**Assignment:** Among the lines below, some may contain the string "Customer". Say how many do, and give nothing besides the number.

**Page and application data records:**
───

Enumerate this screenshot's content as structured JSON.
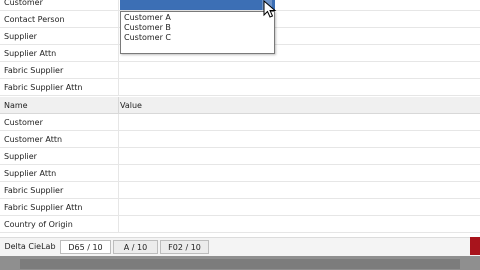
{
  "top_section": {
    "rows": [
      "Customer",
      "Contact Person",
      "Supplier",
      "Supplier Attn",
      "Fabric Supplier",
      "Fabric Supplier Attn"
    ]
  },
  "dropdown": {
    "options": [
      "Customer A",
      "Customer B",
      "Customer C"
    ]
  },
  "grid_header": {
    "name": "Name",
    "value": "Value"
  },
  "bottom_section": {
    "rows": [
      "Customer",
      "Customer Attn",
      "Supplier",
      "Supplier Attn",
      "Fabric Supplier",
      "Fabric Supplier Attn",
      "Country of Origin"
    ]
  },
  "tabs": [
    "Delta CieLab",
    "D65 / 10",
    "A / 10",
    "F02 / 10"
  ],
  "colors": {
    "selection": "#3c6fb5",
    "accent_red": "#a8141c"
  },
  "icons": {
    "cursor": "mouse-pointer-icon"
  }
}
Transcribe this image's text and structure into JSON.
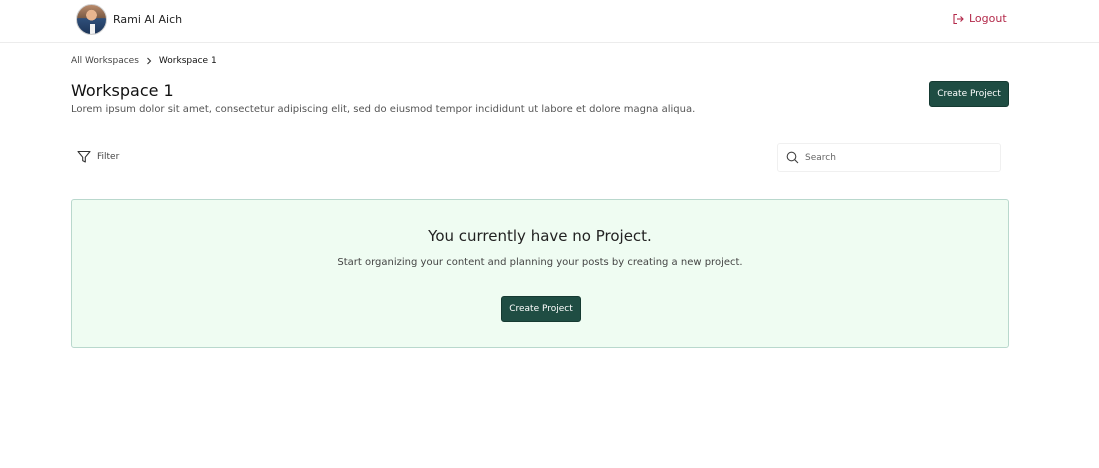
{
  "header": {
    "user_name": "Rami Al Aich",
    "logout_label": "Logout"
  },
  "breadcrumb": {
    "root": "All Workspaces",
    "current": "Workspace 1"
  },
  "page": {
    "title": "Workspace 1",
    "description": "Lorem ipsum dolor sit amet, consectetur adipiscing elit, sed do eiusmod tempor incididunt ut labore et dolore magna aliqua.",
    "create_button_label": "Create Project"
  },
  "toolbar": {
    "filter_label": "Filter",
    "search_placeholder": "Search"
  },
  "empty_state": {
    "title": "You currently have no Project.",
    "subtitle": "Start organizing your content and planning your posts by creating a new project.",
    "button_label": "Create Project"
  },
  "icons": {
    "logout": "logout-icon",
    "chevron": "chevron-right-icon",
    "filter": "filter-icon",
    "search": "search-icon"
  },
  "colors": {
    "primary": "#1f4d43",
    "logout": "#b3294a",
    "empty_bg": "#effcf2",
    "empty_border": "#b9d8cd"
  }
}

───

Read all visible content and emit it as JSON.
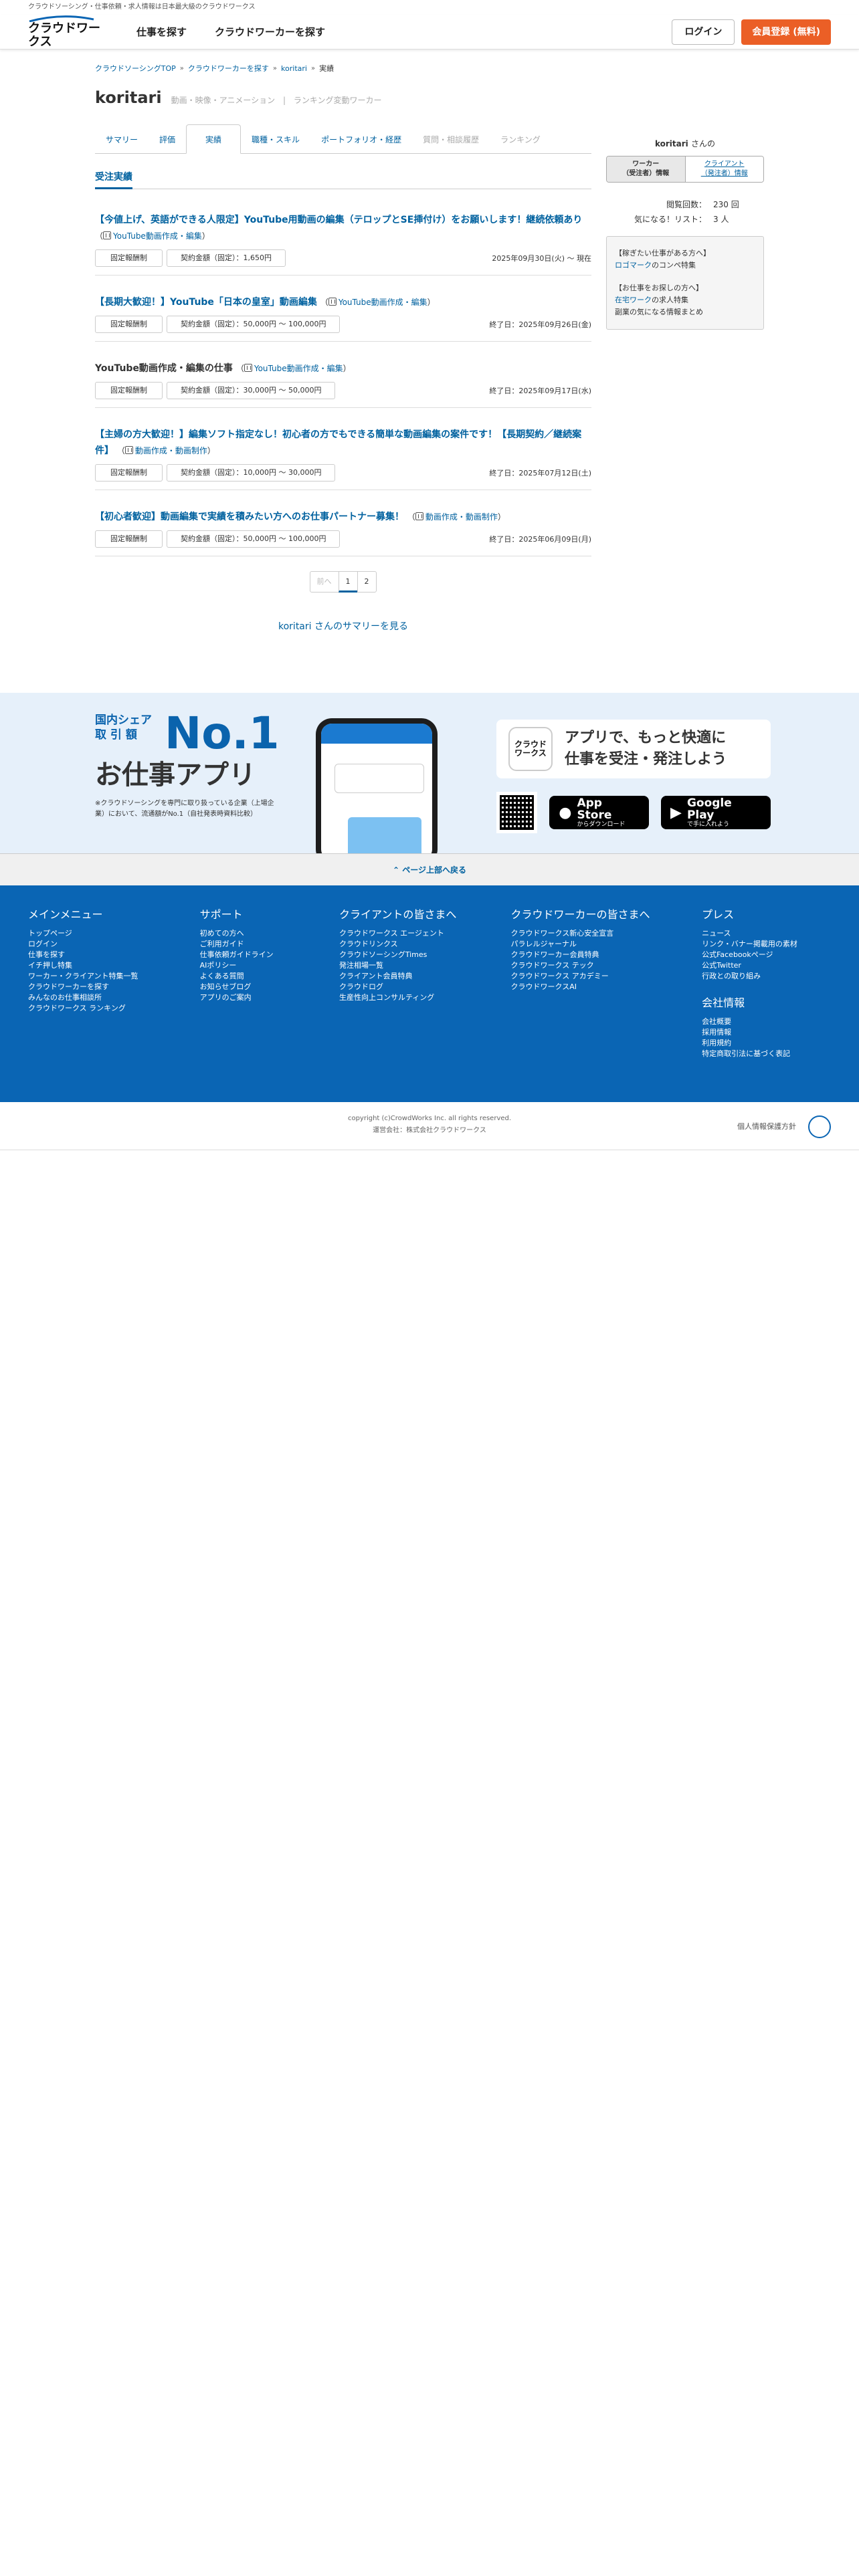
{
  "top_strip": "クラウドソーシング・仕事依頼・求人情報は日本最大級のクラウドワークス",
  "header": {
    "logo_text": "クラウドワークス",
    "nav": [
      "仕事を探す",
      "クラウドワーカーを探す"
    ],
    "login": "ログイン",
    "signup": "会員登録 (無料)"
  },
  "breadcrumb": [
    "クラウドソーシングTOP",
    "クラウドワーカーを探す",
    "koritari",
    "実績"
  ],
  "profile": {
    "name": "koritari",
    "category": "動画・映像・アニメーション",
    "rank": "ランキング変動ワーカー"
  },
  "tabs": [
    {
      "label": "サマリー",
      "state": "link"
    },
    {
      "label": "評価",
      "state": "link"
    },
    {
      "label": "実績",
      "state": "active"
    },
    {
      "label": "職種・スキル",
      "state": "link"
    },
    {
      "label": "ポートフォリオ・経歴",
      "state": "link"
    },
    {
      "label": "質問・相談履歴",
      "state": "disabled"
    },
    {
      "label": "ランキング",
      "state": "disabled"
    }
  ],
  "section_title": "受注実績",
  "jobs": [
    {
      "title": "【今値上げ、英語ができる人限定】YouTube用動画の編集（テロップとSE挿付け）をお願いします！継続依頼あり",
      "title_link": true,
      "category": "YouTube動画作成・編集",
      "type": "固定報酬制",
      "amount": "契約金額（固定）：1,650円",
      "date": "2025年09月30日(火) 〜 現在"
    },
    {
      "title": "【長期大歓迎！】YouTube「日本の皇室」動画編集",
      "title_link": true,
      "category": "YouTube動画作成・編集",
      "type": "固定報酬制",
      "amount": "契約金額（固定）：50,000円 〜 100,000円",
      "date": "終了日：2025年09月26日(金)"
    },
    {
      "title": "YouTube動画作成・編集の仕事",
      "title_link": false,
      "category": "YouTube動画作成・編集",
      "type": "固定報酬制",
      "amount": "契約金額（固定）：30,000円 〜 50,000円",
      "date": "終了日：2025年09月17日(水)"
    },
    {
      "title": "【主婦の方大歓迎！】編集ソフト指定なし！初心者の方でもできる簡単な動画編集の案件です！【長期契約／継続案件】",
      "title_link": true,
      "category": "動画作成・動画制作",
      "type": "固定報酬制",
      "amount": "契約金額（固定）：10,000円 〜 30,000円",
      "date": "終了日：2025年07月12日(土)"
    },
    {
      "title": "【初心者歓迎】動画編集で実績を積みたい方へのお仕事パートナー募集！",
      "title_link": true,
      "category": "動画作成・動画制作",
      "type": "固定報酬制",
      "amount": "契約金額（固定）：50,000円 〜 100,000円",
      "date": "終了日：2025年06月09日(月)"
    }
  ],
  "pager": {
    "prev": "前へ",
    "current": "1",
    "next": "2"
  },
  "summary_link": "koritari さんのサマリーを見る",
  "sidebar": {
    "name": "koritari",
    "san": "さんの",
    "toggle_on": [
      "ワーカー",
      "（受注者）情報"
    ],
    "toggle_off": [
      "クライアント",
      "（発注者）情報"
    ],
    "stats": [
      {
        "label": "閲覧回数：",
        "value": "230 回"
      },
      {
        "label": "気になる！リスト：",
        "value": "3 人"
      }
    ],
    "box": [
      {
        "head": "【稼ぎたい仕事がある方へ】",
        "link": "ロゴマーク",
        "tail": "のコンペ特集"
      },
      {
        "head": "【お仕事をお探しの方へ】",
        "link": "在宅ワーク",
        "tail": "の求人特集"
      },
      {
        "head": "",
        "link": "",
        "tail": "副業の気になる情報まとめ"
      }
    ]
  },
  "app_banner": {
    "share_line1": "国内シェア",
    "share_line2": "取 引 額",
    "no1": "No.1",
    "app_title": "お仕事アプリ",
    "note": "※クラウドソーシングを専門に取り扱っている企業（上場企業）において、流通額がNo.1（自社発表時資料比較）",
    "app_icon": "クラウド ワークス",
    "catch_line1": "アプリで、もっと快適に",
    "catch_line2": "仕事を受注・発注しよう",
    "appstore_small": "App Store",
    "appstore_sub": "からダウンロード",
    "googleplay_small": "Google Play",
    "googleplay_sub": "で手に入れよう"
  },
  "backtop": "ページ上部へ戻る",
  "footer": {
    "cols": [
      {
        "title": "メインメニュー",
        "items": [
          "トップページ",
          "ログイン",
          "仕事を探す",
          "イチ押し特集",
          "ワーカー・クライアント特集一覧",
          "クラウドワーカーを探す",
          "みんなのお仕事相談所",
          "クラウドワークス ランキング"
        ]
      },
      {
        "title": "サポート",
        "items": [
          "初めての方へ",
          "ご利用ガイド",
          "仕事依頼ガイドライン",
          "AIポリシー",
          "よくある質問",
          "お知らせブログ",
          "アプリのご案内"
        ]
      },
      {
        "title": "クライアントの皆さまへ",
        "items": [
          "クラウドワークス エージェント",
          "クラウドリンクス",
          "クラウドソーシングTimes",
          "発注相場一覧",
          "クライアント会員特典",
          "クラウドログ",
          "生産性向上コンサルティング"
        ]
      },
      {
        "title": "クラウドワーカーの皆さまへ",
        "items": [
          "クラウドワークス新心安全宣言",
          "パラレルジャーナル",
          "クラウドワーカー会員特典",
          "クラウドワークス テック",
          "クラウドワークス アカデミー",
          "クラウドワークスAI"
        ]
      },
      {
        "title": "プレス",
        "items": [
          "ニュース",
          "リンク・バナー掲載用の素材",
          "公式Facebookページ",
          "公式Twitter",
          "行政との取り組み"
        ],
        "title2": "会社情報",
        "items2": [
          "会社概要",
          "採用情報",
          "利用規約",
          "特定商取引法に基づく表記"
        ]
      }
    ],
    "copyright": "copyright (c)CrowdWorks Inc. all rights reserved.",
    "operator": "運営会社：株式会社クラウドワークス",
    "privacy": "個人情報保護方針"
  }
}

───

**Answer:** 6